Red Kidney Bean (Phaseolus vulgaris) Poisoning, Kinkoti Bean Poisoning, and possibly other names.
3. Nature of Disease:
The onset time from consumption of raw or undercooked kidney beans to symptoms varies from between 1 to 3 hours. Onset is usually marked by extreme nausea, followed by vomiting, which may be very severe. Diarrhea develops somewhat later (from one to a few hours), and some persons report abdominal pain. Some persons have been hospitalized, but recovery is usually rapid (3 – 4 h after onset of symptoms) and spontaneous.
4. Diagnosis of Human Illness:
Diagnosis is made on the basis of symptoms, food history, and the exclusion of other rapid onset food poisoning agents (e.g., Bacillus cereus, Staphylococcus aureus, arsenic, mercury, lead, and cyanide).
5. Associated Foods:
Phytohaemagglutinin, the presumed toxic agent, is found in many species of beans, but it is in highest concentration in red kidney beans (Phaseolus vulgaris). The unit of toxin measure is the hemagglutinating unit (hau). Raw kidney beans contain from 20,000 to 70,000 hau, while fully cooked beans contain from 200 to 400 hau. White kidney beans, another variety of Phaseolus vulgaris, contain about one-third the amount of toxin as the red variety; broad beans (Vicia faba) contain 5 to 10% the amount that red kidney beans contain.
The syndrome is usually caused by the ingestion of raw, soaked kidney beans, either alone or in salads or casseroles. As few as four or five raw beans can trigger symptoms. Several outbreaks have been associated with “slow cookers” or crock pots, or in casseroles which had not reached a high enough internal temperature to destroy the glycoprotein lectin. It has been shown that heating to 80°C may potentiate the toxicity five-fold, so that these beans are more toxic than if eaten raw.
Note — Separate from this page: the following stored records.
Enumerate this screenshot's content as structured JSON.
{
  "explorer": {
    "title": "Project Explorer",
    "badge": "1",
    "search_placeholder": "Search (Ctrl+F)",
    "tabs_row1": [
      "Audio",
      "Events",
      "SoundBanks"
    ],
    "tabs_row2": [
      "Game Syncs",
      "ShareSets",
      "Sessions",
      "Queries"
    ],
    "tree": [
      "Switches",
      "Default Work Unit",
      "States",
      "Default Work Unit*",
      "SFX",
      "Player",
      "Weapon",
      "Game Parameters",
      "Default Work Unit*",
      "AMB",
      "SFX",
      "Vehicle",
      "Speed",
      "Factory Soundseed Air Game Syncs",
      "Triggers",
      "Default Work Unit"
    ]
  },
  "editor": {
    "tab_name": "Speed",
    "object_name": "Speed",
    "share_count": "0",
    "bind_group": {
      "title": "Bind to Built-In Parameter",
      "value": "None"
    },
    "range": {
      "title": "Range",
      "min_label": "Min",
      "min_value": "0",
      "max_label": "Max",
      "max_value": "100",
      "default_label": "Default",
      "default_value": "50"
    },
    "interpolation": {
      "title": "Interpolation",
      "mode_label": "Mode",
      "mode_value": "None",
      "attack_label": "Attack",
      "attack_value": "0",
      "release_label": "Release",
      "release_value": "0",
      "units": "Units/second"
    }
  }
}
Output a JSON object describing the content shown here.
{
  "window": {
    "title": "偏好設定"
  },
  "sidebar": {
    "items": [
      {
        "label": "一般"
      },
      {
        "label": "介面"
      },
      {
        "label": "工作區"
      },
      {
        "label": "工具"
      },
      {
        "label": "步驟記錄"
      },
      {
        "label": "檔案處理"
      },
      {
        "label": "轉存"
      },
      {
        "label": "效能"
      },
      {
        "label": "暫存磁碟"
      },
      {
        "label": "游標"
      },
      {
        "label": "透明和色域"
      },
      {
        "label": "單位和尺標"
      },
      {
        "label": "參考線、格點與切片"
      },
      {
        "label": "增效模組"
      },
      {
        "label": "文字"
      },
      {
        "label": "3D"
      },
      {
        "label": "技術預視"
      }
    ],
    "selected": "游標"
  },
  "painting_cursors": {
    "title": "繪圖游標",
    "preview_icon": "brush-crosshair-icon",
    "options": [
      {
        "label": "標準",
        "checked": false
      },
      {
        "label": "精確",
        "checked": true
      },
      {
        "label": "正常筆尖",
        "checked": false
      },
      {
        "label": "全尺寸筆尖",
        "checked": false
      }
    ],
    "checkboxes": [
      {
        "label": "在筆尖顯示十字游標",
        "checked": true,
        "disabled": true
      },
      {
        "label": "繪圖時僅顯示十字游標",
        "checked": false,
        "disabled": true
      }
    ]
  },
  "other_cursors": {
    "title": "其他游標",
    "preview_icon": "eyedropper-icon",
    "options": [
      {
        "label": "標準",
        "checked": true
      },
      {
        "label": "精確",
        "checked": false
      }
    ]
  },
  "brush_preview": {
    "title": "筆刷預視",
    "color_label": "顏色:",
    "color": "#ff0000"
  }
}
In studies of casseroles cooked in slow cookers, internal temperatures often did not exceed 75°C.
6. Relative Frequency of Disease:
This syndrome has occurred in the United Kingdom with some regularity. Seven outbreaks occurred in the U.K. between 1976 and 1979 and were reviewed (Noah et al. 1980. Br. Med. J. 19 July, 236-7). Two more incidents were reported by Public Health Laboratory Services (PHLS), Colindale, U.K. in the summer of 1988. Reports of this syndrome in the United States are anecdotal and have not been formally published.
7. Course of Disease and Complications:
The disease course is rapid. All symptoms usually resolve within several hours of onset. Vomiting is usually described as profuse, and the severity of symptoms is directly related to the dose of toxin (number of raw beans ingested). Hospitalization has occasionally resulted, and intravenous fluids may have to be administered. Although of short duration, the symptoms are extremely debilitating.
8. Target Populations:
All persons, regardless of age or gender, appear to be equally susceptible; the severity is related only to the dose ingested. In the seven outbreaks mentioned above, the attack rate was 100%.
9. Food Analysis:
The difficulty in food analysis is that this syndrome is not well known in the medical community. Other possible causes must be eliminated, such as Bacillus cereus, staphylococcal food poisoning, or chemical toxicity. If beans are a component of the suspected meal, analysis is quite simple, and based on hemagglutination of red blood cells (hau).
This is something that I have not known and this information may keep me from throwing good food out.